Policy Primer: USPTO and DOJ Back SEP Injunctions
2019 brought with it increased scrutiny of standard essential patent (SEP) licensing practices, and one of the most significant developments of the year for the US was the government’s shift in antitrust enforcement policy with respect to such disputes—culminating with a new policy announced in December that favors the availability of injunctive relief for SEP holders.
First, some background: as a general matter, SEP holders commit to a given standard-setting organization (SSO) that they will license their patents on fair, reasonable, and non-discriminatory (FRAND) terms, and the violation of that commitment has the potential to constitute anticompetitive behavior from an antitrust perspective. When a patent owner asserts a SEP in a manner designed to improperly obtain higher licensing fees than would have been possible before the patent was declared standard-essential, or to exclude an accused infringer from the market altogether, that behavior is commonly called “hold-up”. In contrast, “hold-out” occurs when a potential licensee declines to take a license to a SEP, forcing the patent holder to turn to litigation.
Prior to the current administration, US antitrust enforcement policy focused more on the hold-up problem, which was formalized in a 2013 joint policy statement issued by the Department of Justice’s (DOJ’s) Antitrust Division and the USPTO. The statement expressed concerns over the anticompetitive effects of injunctive relief as used to gain leverage in SEP disputes and asserted that injunctive relief may be “incompatible” with the FRAND licensing commitment. While acknowledging that an injunction may be appropriate in some circumstances, the statement asserted that such relief would generally be against the public interest where the accused infringer is “acting within the scope of the patent holder’s [FRAND commitment] and is able, and has not refused, to license on [FRAND] terms”.
In December 2018, Assistant Attorney General Makan Delrahim announced that the Antitrust Division would withdraw from the 2013 policy statement, stating that the prior policy—that it should be a violation of antitrust law for a SEP holder to seek injunctive relief—was “wrong as a matter of antitrust law and bad as a matter of innovation policy”, and that it did not serve the public interest. Rather, Delrahim argued that patent law, as articulated through the requirements for granting injunctive relief established in eBay, already strikes a “careful balance” between innovation and the public interest.

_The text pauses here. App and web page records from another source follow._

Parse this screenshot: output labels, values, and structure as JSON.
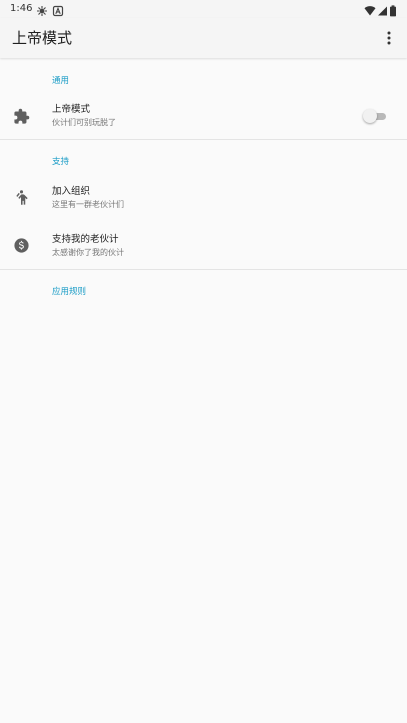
{
  "status_bar": {
    "time": "1:46",
    "left_icons": [
      "debug-icon",
      "notification-a-icon"
    ],
    "right_icons": [
      "wifi-icon",
      "cell-signal-icon",
      "battery-icon"
    ]
  },
  "app_bar": {
    "title": "上帝模式",
    "overflow_icon": "more-vert-icon"
  },
  "sections": [
    {
      "header": "通用",
      "items": [
        {
          "icon": "puzzle-icon",
          "title": "上帝模式",
          "summary": "伙计们可别玩脱了",
          "toggle": false
        }
      ]
    },
    {
      "header": "支持",
      "items": [
        {
          "icon": "person-icon",
          "title": "加入组织",
          "summary": "这里有一群老伙计们"
        },
        {
          "icon": "dollar-icon",
          "title": "支持我的老伙计",
          "summary": "太感谢你了我的伙计"
        }
      ]
    },
    {
      "header": "应用规则",
      "items": []
    }
  ],
  "colors": {
    "accent": "#1a9cc6",
    "background": "#fafafa",
    "toolbar": "#f5f5f5",
    "switch_off_track": "#b9b9b9",
    "switch_off_thumb": "#f1f1f1"
  }
}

To the extent that the prior policy statement had been read as imposing a “special set of rules” for SEP injunctions, this would no longer be the case.
One year later, in December 2019, the USPTO and the National Institute of Standards and Technology (NIST) joined the DOJ in formally rejecting the 2013 policy statement, replacing it with a new joint policy statement addressing remedies in SEP disputes. This statement established that while a SEP holder’s FRAND commitment is a “relevant factor in determining appropriate remedies”, such a commitment “need not act as a bar to any particular remedy”. The agencies went on to state that both injunctions and damages should be available as remedies for the infringement of SEPs subject to a FRAND commitment, and that the framework for determining those remedies should be the same as other cases—emphasizing that “there are no special rules limiting” such remedies.
See RPX’s previous coverage for more details on this policy shift prior to the issuance of the December policy statement, including an overview of stakeholder responses.
Additional RPX Patent Market Intelligence
For further analysis and up-to-date information on patent litigation and market trends, visit RPX Insight.